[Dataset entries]
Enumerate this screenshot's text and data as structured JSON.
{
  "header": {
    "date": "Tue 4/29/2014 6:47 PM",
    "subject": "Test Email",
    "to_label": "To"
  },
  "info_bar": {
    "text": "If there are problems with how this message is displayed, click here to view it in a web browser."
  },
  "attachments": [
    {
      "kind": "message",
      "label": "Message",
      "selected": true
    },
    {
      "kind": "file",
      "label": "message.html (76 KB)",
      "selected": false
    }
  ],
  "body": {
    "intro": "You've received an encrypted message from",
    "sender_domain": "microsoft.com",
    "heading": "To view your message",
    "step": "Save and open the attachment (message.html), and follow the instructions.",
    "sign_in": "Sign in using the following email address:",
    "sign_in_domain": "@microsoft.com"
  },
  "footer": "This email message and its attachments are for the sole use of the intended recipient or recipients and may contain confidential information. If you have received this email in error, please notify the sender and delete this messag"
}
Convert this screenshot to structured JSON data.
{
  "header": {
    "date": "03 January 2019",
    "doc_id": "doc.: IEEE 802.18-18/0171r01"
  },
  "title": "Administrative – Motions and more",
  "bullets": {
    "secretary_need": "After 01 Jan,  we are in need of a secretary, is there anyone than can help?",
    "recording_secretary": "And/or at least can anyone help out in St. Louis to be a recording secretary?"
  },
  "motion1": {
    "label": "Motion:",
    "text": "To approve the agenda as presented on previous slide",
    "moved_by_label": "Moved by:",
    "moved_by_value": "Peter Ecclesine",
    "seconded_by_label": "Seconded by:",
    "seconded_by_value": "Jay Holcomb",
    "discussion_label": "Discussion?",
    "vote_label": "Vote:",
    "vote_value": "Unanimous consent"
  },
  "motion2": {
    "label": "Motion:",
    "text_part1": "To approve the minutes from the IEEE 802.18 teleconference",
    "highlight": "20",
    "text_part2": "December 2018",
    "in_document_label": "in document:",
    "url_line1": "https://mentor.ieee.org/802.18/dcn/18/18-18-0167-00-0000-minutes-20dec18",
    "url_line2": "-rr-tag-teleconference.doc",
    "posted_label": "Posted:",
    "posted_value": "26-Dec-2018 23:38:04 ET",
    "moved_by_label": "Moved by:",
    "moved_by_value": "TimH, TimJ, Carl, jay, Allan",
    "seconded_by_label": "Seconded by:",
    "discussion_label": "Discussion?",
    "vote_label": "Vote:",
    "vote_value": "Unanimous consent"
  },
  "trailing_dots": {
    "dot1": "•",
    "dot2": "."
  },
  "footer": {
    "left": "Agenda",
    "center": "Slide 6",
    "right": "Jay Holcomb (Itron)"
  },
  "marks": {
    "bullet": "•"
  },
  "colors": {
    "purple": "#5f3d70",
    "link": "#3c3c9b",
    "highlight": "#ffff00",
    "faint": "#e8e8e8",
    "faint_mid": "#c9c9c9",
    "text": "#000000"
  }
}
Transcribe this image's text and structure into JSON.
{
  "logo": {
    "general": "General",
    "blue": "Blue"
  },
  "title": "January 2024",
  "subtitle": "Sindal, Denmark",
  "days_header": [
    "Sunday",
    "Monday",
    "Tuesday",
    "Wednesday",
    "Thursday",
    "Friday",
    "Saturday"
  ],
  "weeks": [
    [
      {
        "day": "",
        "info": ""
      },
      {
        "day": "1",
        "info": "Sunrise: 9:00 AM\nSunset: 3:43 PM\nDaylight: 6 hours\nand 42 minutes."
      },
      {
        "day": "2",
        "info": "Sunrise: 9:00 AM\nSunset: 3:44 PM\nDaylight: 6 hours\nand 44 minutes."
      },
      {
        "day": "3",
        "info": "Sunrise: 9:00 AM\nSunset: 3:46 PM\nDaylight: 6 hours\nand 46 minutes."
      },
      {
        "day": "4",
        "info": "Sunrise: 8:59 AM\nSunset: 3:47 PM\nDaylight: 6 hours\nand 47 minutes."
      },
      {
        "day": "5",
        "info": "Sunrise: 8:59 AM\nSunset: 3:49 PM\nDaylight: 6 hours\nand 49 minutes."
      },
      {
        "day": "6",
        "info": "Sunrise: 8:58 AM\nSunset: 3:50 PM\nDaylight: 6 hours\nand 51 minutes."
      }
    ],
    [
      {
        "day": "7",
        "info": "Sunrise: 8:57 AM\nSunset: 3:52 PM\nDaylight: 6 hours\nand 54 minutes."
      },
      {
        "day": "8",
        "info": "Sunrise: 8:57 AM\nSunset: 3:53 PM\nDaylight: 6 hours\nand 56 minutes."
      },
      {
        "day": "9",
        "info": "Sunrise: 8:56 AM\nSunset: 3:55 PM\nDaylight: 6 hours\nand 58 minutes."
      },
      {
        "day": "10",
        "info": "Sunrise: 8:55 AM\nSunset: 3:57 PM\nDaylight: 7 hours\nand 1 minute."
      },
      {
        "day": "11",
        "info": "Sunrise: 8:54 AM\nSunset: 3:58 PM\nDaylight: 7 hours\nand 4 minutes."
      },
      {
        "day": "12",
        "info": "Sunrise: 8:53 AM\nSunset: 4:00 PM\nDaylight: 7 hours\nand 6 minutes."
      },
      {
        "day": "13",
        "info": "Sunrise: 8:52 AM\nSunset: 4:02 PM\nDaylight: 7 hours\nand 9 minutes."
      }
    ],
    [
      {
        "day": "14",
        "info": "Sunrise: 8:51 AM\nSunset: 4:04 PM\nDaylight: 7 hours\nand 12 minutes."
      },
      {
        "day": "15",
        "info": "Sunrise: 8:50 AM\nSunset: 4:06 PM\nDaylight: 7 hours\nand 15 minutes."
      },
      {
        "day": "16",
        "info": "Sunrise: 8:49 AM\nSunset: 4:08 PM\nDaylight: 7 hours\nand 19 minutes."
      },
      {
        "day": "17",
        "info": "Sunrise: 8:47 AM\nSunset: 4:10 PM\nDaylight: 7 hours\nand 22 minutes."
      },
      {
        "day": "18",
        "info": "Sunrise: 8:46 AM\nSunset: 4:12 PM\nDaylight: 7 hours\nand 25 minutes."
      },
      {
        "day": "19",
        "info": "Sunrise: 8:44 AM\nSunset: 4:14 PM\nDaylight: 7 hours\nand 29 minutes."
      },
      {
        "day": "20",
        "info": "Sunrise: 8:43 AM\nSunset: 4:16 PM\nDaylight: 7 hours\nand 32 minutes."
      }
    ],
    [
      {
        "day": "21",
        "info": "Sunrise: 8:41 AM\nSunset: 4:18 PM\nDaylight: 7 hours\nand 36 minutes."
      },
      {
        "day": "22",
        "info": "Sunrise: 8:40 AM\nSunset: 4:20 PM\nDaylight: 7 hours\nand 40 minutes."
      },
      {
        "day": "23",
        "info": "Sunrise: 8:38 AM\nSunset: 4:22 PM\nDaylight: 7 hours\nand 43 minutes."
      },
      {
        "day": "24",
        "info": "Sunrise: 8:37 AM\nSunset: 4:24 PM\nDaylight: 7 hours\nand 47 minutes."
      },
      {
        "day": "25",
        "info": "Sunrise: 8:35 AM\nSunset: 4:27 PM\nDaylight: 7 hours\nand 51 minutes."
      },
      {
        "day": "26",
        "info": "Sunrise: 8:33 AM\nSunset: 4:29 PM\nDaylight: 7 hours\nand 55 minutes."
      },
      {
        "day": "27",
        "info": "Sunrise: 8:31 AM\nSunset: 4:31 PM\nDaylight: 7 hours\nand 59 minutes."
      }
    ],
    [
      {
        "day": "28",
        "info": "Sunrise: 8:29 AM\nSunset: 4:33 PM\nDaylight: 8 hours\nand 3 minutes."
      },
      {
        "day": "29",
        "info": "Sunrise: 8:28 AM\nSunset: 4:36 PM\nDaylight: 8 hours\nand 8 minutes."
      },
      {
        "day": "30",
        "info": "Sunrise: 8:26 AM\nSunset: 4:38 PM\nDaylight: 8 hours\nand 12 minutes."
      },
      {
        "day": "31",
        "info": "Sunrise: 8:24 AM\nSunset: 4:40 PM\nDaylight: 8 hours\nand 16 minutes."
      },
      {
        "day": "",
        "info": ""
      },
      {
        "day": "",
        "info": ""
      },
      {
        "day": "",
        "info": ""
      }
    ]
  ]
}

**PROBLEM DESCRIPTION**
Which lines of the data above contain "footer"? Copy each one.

**EXERCISE SOLUTION**
  "footer": "This email message and its attachments are for the sole use of the intended recipient or recipients and may contain confidential information. If you have received this email in error, please notify the sender and delete this messag"
  "footer": {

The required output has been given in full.